The installation only warranty covers roof defects. These defects have to be due to improper installation.
Labor only covers the labor costs. This warranty does not cover materials. It’s important that you have a clear idea of what’s covered under a labor only policy.
Material only warranties are a guarantee that your roof holds up to specified roofing defects. They do not protect against roof damage if there is a faulty installation or if you do not maintain your roof.
System warranties cover labor cost and materials. The roof manufacturers offer these warranties and they may protect you in the case of an installation failure. However, they will not cover you if your damage arises from lack of maintenance.
Manufacturer’s warranties can cover material, labor and system warranties. These warranties last for about 10 to 30 years. These warranties will not protect your roof from all damages, but they are a safeguard against roof damages to non-manufacturer provided components of the roof. Of course, not all warranties are the same. You need to understand precisely what goes into your warranty.
Here is a list of other terms you want to be aware of:
Maintenance: Some warranties specify that the contractor is required to come back yearly for regular maintenance while others state that it is the responsibility of the homeowner. If it is the homeowner’s responsibility, you want to make sure that you get your roof inspected yearly (or however many times a year/few years that warranty requires). Some contractors will void your warranty if it hasn’t been inspected regularly. You should also keep all your inspections reports and receipts as evidence. If maintenance is the responsibility of the contractor, you need to make sure that you book appointments for them to come back and perform the maintenance. A regularly maintained roof will last twice as longSome warranties don’t kick in until the contractor has been paid in full. Therefore if you are on a deferred payment plan and an issue occurs before you finalized your last payment, you will not be covered by the warranty.
Consequential damage: Read the fine print to see if the warranty covers consequential damage. If your roof leaks and damages your insulation or the inside of your house, some contractors may only be liable to fix the leak and not cover any of the associated damage. Make sure your warranty is clear when it comes to consequential damage. The associated damage, especially if it causes mold and mildew, is a lot more expensive than the damage to the roof.
Extreme weather: Some warranties won’t cover extreme weather such as hurricanes or intense windstorms.

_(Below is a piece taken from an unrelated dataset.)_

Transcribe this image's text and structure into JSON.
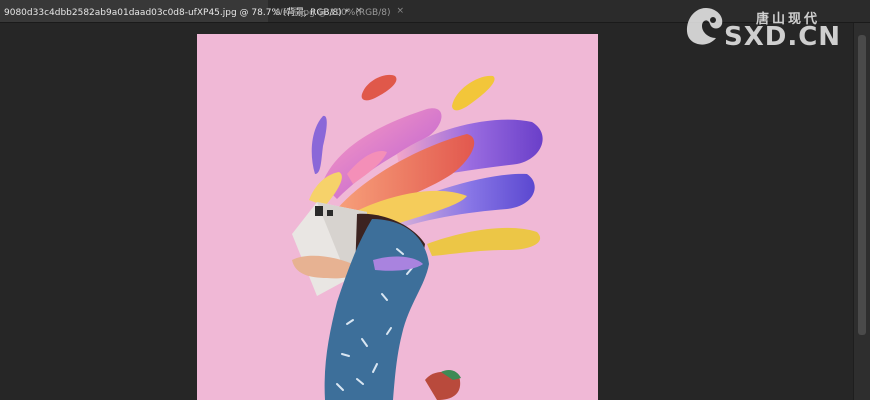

If you live in an area prone to extreme weather conditions you want to make sure your warranty is clear on its position regarding damaged caused by extreme weather.

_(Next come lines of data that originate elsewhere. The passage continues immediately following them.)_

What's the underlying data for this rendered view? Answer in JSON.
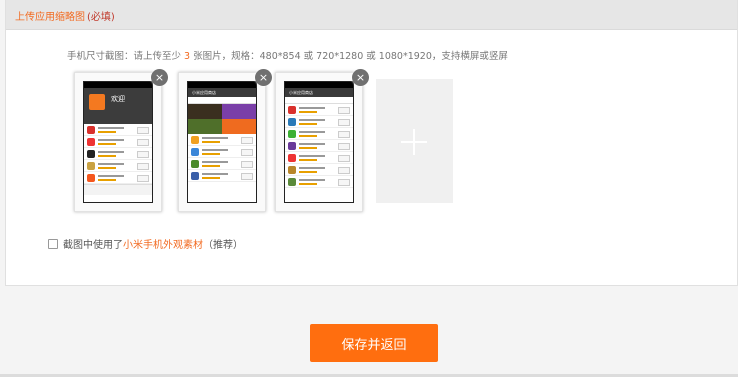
{
  "panel": {
    "title": "上传应用缩略图",
    "required_tag": "(必填)"
  },
  "hint": {
    "prefix": "手机尺寸截图：请上传至少",
    "min_count": "3",
    "suffix": "张图片，规格：480*854 或 720*1280 或 1080*1920，支持横屏或竖屏"
  },
  "screenshots": [
    {
      "close_symbol": "×",
      "title": "欢迎"
    },
    {
      "close_symbol": "×",
      "title": "小米应用商店"
    },
    {
      "close_symbol": "×",
      "title": "小米应用商店"
    }
  ],
  "add_box": {
    "icon": "plus-icon"
  },
  "checkbox": {
    "checked": false,
    "label_before": "截图中使用了",
    "link_text": "小米手机外观素材",
    "label_after": "（推荐）"
  },
  "save_button": {
    "label": "保存并返回"
  },
  "colors": {
    "accent": "#f26b22",
    "button": "#ff6e0f"
  }
}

Transferability: You will want to read the fine print associated with transferability of the warranty. If you sell your house, is the new homeowner covered by the warranty? Sometimes there’s a transfer fee and other times the warranty can be transferred free of charge. This is important to know and it is a selling point for a potential buyer.

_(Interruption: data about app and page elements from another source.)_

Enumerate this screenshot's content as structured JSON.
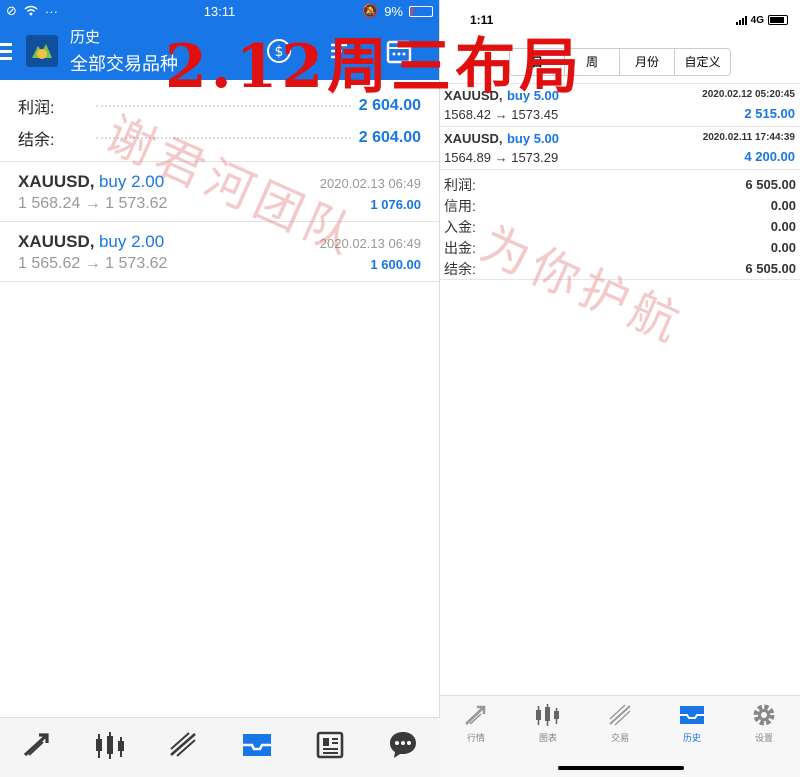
{
  "left": {
    "status": {
      "time": "13:11",
      "battery": "9%"
    },
    "appbar": {
      "title": "历史",
      "subtitle": "全部交易品种"
    },
    "summary": [
      {
        "label": "利润:",
        "value": "2 604.00"
      },
      {
        "label": "结余:",
        "value": "2 604.00"
      }
    ],
    "deals": [
      {
        "symbol": "XAUUSD,",
        "side": "buy 2.00",
        "prices": "1 568.24 → 1 573.62",
        "date": "2020.02.13 06:49",
        "profit": "1 076.00"
      },
      {
        "symbol": "XAUUSD,",
        "side": "buy 2.00",
        "prices": "1 565.62 → 1 573.62",
        "date": "2020.02.13 06:49",
        "profit": "1 600.00"
      }
    ],
    "nav_icons": [
      "trade-arrows-icon",
      "candlestick-icon",
      "chart-trend-icon",
      "inbox-history-icon",
      "news-icon",
      "chat-icon"
    ]
  },
  "right": {
    "status": {
      "time": "1:11",
      "network": "4G"
    },
    "segments": [
      "日",
      "周",
      "月份",
      "自定义"
    ],
    "deals": [
      {
        "symbol": "XAUUSD,",
        "side": "buy 5.00",
        "prices": "1568.42 → 1573.45",
        "date": "2020.02.12 05:20:45",
        "profit": "2 515.00"
      },
      {
        "symbol": "XAUUSD,",
        "side": "buy 5.00",
        "prices": "1564.89 → 1573.29",
        "date": "2020.02.11 17:44:39",
        "profit": "4 200.00"
      }
    ],
    "summary": [
      {
        "label": "利润:",
        "value": "6 505.00"
      },
      {
        "label": "信用:",
        "value": "0.00"
      },
      {
        "label": "入金:",
        "value": "0.00"
      },
      {
        "label": "出金:",
        "value": "0.00"
      },
      {
        "label": "结余:",
        "value": "6 505.00"
      }
    ],
    "tabs": [
      "行情",
      "图表",
      "交易",
      "历史",
      "设置"
    ]
  },
  "overlay": {
    "headline": "2.12周三布局",
    "watermark_a": "谢君河团队",
    "watermark_b": "为你护航"
  },
  "colors": {
    "accent": "#1976e6",
    "headline": "#e01010",
    "watermark": "#dc6464"
  }
}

When you purchase a new roof, you need to pay close attention to the warranty options that are important to you. After all, to invest in a roof is a big deal. These are expensive investments that should last you a long time. It’s crucial that you have a warranty in case anything goes wrong. Most of the time, if something does go wrong, it’s simple enough to be fixed with your warranty before the problem gets out of hand. Email us @ email@example.com or call us now 915-777-1443